The ouroboros is a mythical serpent shaped into a circle, clinging to and devouring its tail in an endless cycle of self-destruction, self-creation, and self-renewal. Becoming a good designer of software sometimes feels like that. Cultivating and refining personal design heuristics is one way we become better software designers.

Whether we are aware of it or not, we each use heuristics that we have acquired through reading, practice, and experience. Heuristics aid in design, guide our use of other heuristics, and even determine our attitude and behavior. You can grow as a designer by becoming more conscious of your heuristics. What are your “go to” heuristics? How well have they worked? Do your successes or failures lead you look to discover new heuristics? While you may read others’ design advice—be it patterns, blog posts, books or stack overflow replies, the heuristics you personally discover on your own design journey are likely to be the most important.

Read More

Growing Your Personal Design Heuristics - YOW! 2019 Melbourne

The ouroboros is a mythical serpent shaped into a circle, clinging to and devouring its tail in an endless cycle of self-destruction, self-creation, and self-renewal. Becoming a good designer of software sometimes feels like that. Cultivating and refining personal design heuristics is one way we become better software designers.

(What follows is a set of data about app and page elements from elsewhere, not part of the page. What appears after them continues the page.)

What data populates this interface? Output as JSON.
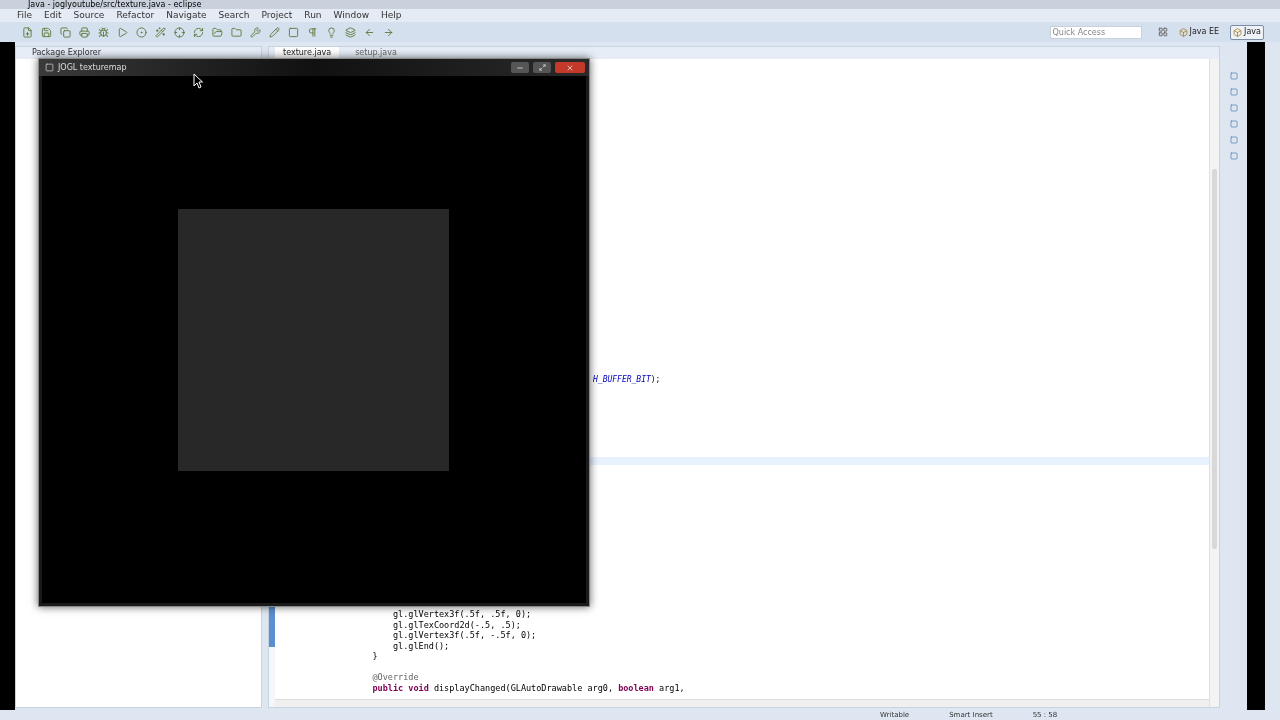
{
  "window": {
    "title": "Java - joglyoutube/src/texture.java - eclipse"
  },
  "menu": [
    "File",
    "Edit",
    "Source",
    "Refactor",
    "Navigate",
    "Search",
    "Project",
    "Run",
    "Window",
    "Help"
  ],
  "quick_access": {
    "placeholder": "Quick Access"
  },
  "perspectives": [
    {
      "label": "Java EE",
      "selected": false
    },
    {
      "label": "Java",
      "selected": true
    }
  ],
  "package_explorer": {
    "title": "Package Explorer"
  },
  "editor": {
    "tabs": [
      {
        "label": "texture.java",
        "selected": true
      },
      {
        "label": "setup.java",
        "selected": false
      }
    ],
    "partial_line": [
      {
        "text": "H_BUFFER_BIT",
        "kind": "constant"
      },
      {
        "text": ");",
        "kind": "plain"
      }
    ],
    "lines": [
      [
        {
          "text": "        gl.glVertex3f(.5f, .5f, 0);",
          "kind": "plain"
        }
      ],
      [
        {
          "text": "        gl.glTexCoord2d(-.5, .5);",
          "kind": "plain"
        }
      ],
      [
        {
          "text": "        gl.glVertex3f(.5f, -.5f, 0);",
          "kind": "plain"
        }
      ],
      [
        {
          "text": "        gl.glEnd();",
          "kind": "plain"
        }
      ],
      [
        {
          "text": "    }",
          "kind": "plain"
        }
      ],
      [
        {
          "text": "    @Override",
          "kind": "annotation"
        }
      ],
      [
        {
          "text": "    public void",
          "kind": "keyword"
        },
        {
          "text": " displayChanged(GLAutoDrawable arg0, ",
          "kind": "plain"
        },
        {
          "text": "boolean",
          "kind": "keyword"
        },
        {
          "text": " arg1,",
          "kind": "plain"
        }
      ]
    ]
  },
  "jogl_window": {
    "title": "JOGL texturemap"
  },
  "status_bar": [
    "Writable",
    "Smart Insert",
    "55 : 58"
  ]
}
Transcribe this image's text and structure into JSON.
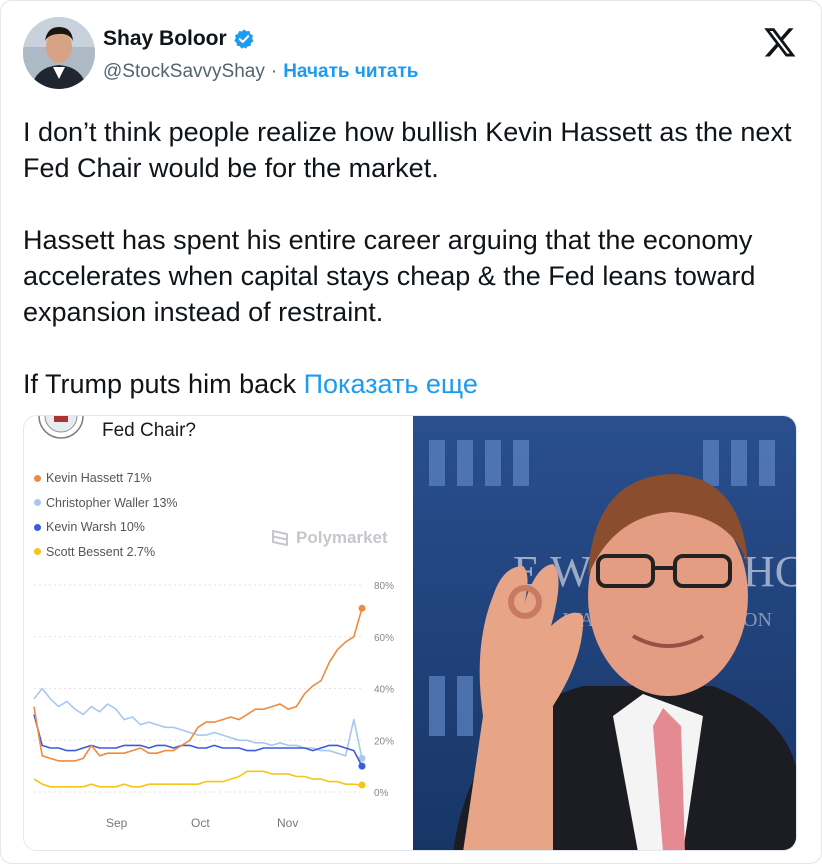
{
  "tweet": {
    "display_name": "Shay Boloor",
    "handle": "@StockSavvyShay",
    "separator": "·",
    "follow_label": "Начать читать",
    "paragraphs": [
      "I don’t think people realize how bullish Kevin Hassett as the next Fed Chair would be for the market.",
      "Hassett has spent his entire career arguing that the economy accelerates when capital stays cheap & the Fed leans toward expansion instead of restraint."
    ],
    "last_line": "If Trump puts him back",
    "show_more_label": "Показать еще"
  },
  "icons": {
    "verified": "verified-badge-icon",
    "logo": "x-logo-icon",
    "brand": "polymarket-logo-icon"
  },
  "colors": {
    "accent": "#1d9bf0",
    "hassett": "#f08a3e",
    "waller": "#a9c7f0",
    "warsh": "#3b5bdb",
    "bessent": "#f5c518"
  },
  "chart_data": {
    "type": "line",
    "title": "Fed Chair?",
    "brand": "Polymarket",
    "x_ticks": [
      "Sep",
      "Oct",
      "Nov"
    ],
    "y_ticks": [
      "80%",
      "60%",
      "40%",
      "20%",
      "0%"
    ],
    "ylim": [
      0,
      80
    ],
    "grid": true,
    "legend_position": "top-left",
    "series": [
      {
        "name": "Kevin Hassett",
        "label": "Kevin Hassett 71%",
        "color": "#f08a3e",
        "values": [
          33,
          14,
          13,
          12,
          12,
          12,
          13,
          18,
          14,
          15,
          15,
          15,
          16,
          17,
          15,
          15,
          16,
          16,
          18,
          20,
          25,
          27,
          27,
          28,
          29,
          28,
          30,
          32,
          32,
          33,
          34,
          32,
          33,
          38,
          41,
          43,
          50,
          55,
          58,
          60,
          71
        ]
      },
      {
        "name": "Christopher Waller",
        "label": "Christopher Waller 13%",
        "color": "#a9c7f0",
        "values": [
          36,
          40,
          36,
          33,
          35,
          32,
          30,
          33,
          31,
          34,
          32,
          28,
          29,
          26,
          27,
          26,
          25,
          25,
          24,
          23,
          22,
          22,
          23,
          22,
          21,
          20,
          20,
          19,
          19,
          18,
          19,
          18,
          18,
          17,
          17,
          16,
          16,
          15,
          14,
          28,
          13
        ]
      },
      {
        "name": "Kevin Warsh",
        "label": "Kevin Warsh 10%",
        "color": "#3b5bdb",
        "values": [
          30,
          18,
          17,
          17,
          16,
          16,
          17,
          18,
          17,
          17,
          17,
          18,
          18,
          18,
          17,
          18,
          18,
          17,
          18,
          18,
          17,
          17,
          18,
          17,
          17,
          17,
          16,
          16,
          17,
          17,
          17,
          17,
          17,
          17,
          16,
          17,
          18,
          18,
          17,
          16,
          10
        ]
      },
      {
        "name": "Scott Bessent",
        "label": "Scott Bessent 2.7%",
        "color": "#f5c518",
        "values": [
          5,
          3,
          2,
          2,
          2,
          2,
          2,
          3,
          2,
          2,
          2,
          3,
          2,
          2,
          3,
          3,
          3,
          3,
          3,
          3,
          3,
          4,
          4,
          4,
          5,
          6,
          8,
          8,
          8,
          7,
          7,
          7,
          6,
          6,
          5,
          5,
          4,
          4,
          3,
          3,
          2.7
        ]
      }
    ]
  }
}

Whether we are aware of it or not, we each use heuristics that we have acquired through reading, practice, and experience. Heuristics aid in design, guide our use of other heuristics, and even determine our attitude and behavior. You can grow as a designer by becoming more conscious of your heuristics. What are your “go to” heuristics? How well have they worked? Do your successes or failures lead you look to discover new heuristics? While you may read others’ design advice—be it patterns, blog posts, books or stack overflow replies, the heuristics you personally discover on your own design journey are likely to be the most important.

Read More